By Michael Stewart / Executive Editor
The Meridian Star
By 11 a.m. Sunday, a half dozen people are gathered outside LOVE's Kitchen on 18th Avenue.
Over the next half hour, another 25 show up, some scrambling up the embankment of the nearby Sowashee Creek. Others come from the wooded thickets that dot downtown Meridian.
Two drive up in battered cars. One arrives in a not-so-old truck. Most are homeless; some just down on their luck.
"I came to get something in my gut," says a petite woman who appears older than her 47 years.
Like most of those gathered at the Lauderdale Outreach and Volunteer Effort building, the woman declines to give her name. Meridian resident Bobby Gordon is the exception.
Gordon too is in search of something to eat. He begins to explain how he is also a volunteer cook at LOVE's Kitchen when he is distracted by six buzzards circling the nearby creek bank that provides shelter for some of Meridian's homeless.
"That's not good," Gordon says. "I hope someone isn't dead."
It's a false alarm.
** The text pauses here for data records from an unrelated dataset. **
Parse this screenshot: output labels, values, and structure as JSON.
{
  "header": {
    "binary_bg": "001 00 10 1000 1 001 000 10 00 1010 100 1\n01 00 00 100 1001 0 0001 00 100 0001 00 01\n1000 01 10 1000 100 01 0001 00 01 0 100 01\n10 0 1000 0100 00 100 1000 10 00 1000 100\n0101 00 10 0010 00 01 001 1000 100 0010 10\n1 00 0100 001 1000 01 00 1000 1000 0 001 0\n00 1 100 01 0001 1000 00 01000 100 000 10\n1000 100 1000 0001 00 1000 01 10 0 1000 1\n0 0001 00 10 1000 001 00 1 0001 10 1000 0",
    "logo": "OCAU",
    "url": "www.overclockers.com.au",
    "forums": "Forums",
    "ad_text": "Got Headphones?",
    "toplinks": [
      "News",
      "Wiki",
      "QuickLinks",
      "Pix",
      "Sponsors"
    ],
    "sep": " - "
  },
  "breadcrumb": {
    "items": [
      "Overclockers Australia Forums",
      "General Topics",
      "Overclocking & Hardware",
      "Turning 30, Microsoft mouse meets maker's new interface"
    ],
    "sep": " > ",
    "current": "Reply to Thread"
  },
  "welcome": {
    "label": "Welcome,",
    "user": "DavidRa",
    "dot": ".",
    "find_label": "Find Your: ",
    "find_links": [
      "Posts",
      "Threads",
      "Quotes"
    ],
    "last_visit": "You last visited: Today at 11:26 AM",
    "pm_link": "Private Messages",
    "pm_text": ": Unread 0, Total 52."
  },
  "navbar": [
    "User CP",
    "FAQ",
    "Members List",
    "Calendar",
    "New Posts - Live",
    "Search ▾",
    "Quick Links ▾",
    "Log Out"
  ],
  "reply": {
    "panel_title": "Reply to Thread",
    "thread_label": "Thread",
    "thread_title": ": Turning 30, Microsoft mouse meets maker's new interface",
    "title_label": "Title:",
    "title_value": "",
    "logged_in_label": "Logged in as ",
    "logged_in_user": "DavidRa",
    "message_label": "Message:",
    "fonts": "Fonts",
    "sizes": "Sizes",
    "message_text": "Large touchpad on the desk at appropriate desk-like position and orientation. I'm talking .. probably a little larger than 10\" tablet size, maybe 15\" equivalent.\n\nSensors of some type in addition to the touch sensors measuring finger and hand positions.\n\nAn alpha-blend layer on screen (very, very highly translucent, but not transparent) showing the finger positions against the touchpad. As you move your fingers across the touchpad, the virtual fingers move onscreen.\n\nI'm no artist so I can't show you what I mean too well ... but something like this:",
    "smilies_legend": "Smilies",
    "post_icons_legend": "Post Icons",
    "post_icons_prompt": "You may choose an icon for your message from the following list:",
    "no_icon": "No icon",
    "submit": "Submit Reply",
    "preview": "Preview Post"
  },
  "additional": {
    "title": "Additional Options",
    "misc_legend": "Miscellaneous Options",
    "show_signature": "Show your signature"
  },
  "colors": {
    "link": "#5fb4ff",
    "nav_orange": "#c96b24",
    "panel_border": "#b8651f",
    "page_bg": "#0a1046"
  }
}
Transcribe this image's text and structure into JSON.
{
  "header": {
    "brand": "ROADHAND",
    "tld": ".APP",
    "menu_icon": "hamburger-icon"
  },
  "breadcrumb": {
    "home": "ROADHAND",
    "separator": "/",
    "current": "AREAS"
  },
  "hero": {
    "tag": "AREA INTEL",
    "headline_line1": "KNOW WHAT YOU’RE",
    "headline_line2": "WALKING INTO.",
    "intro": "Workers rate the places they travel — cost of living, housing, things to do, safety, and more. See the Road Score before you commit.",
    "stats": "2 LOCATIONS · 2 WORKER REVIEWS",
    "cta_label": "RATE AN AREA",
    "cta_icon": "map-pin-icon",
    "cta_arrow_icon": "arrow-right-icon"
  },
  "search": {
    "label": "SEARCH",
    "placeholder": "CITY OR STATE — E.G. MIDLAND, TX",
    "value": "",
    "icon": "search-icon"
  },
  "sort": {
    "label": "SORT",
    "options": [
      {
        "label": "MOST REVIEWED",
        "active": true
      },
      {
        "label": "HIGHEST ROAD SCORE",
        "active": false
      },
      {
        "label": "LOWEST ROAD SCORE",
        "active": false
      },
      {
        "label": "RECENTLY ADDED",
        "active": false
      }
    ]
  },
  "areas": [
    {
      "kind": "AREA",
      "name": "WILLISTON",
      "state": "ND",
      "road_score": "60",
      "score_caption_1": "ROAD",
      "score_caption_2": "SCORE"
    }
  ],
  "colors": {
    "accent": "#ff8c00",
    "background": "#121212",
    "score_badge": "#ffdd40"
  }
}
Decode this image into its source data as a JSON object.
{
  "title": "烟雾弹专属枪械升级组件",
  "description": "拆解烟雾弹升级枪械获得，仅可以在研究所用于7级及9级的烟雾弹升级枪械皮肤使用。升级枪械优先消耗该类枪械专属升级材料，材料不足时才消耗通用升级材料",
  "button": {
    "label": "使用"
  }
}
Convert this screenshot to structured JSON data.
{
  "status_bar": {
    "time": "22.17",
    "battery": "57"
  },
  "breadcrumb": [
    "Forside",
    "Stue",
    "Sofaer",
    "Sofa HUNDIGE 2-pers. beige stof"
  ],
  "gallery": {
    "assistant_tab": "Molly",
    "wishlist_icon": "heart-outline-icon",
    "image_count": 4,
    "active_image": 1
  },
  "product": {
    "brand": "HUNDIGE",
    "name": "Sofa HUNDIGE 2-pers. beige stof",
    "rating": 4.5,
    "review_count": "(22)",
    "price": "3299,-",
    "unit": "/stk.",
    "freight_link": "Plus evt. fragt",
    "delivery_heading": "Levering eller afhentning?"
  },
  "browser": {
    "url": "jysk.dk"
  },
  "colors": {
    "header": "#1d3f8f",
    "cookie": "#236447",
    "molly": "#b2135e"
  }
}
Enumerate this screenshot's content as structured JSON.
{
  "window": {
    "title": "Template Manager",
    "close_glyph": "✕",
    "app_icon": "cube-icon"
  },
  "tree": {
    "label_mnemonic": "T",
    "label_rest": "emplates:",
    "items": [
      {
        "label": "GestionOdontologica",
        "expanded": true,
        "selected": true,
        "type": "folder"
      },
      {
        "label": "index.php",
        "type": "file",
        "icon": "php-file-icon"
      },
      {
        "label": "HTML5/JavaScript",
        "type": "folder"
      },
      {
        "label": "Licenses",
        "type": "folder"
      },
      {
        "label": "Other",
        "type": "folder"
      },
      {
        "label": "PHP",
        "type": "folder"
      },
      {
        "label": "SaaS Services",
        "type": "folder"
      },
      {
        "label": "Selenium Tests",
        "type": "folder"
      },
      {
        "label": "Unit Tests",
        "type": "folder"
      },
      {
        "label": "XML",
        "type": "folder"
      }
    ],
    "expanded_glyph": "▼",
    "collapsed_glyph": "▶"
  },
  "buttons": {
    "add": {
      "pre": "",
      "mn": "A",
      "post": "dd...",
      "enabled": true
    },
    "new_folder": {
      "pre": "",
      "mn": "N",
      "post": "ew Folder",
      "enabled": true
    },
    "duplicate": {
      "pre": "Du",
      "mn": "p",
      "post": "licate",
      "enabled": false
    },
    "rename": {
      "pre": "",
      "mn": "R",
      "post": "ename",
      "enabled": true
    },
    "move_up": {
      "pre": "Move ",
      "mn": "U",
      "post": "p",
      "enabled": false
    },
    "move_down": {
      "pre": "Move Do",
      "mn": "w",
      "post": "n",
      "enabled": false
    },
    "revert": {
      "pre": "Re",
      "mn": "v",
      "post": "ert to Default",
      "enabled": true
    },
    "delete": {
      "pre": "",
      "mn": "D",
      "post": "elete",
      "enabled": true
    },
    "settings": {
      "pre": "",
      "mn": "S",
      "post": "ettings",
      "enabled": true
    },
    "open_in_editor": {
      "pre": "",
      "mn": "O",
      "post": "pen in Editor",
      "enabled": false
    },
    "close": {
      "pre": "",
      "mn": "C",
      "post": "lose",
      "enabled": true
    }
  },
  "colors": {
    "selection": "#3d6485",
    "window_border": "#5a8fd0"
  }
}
The buzzards circle away, continuing their search elsewhere.
A truck pulls up, its bed filled with boxes and a cooler, and the casual conversation among the gathered halts. It's time to eat.
They have come for ham and cheese or peanut butter and jelly sandwiches, a bag of chips, a pack of cookies and a bottle of water handed out in plastic grocery bags by two members of NorthPark Church.
By 2 p.m., the church will have fed 60 people, says NorthPark member Willie Arledge, who credits his wife Linda for his part in the charity performed this day.
Willie Arledge can't say how many people LOVE's Kitchen feeds for breakfast and lunch Monday through Saturday each week.
The regulars who come daily for the hot meals provided through the nonprofit organization know though.
"Three hundred," a bearded man wearing an Army jacket says. "That's how many they feed every day. And it's hot meals too."
Most can tell you which agencies provide free food, the times the meals are served and on what days they are open: Feed by Faith, The Salvation Army, and of course, LOVE's Kitchen, are all mentioned.
Some of those present are gaunt; some not. None are obese. They stand in line, intent, quickly grabbing offered food. The mood is jovial. Talk resumes.
One woman says she was a former dietician with a local health care facility, but has been out of work for a year now.
She gets by.
"But, it's been real tough," she says.
A few miles away at the Winn Dixie on Highway 45 North, shoppers are preparing for Thanksgiving, carts filled with turkeys, pies and fixings.
Meridian resident Kimberly Brown picked up a few last-minute items for the potluck Thanksgiving celebration she and her four sisters would have later that evening — a family tradition held early this year to accommodate their schedules.
Brown says the menu includes dressing, ham, chicken spaghetti, macaroni and pies, among other things.
With the economy the way it is, it is tough to be thankful for everything, Brown says, but there are still things to be appreciated.
"Thanksgiving is a time to sit down with family and reflect on those things you can be thankful for," Brown says.
Back at LOVE's Kitchen Gordon too is thankful.
"There are a lot of people in need," Gordon says. "I am just glad there are still programs that provide people something to eat."
Gordon says he knows times are tough and that many of those who used to donate food during the holidays can no longer do so.
"They can't help if they are laid off from work," Gordon says.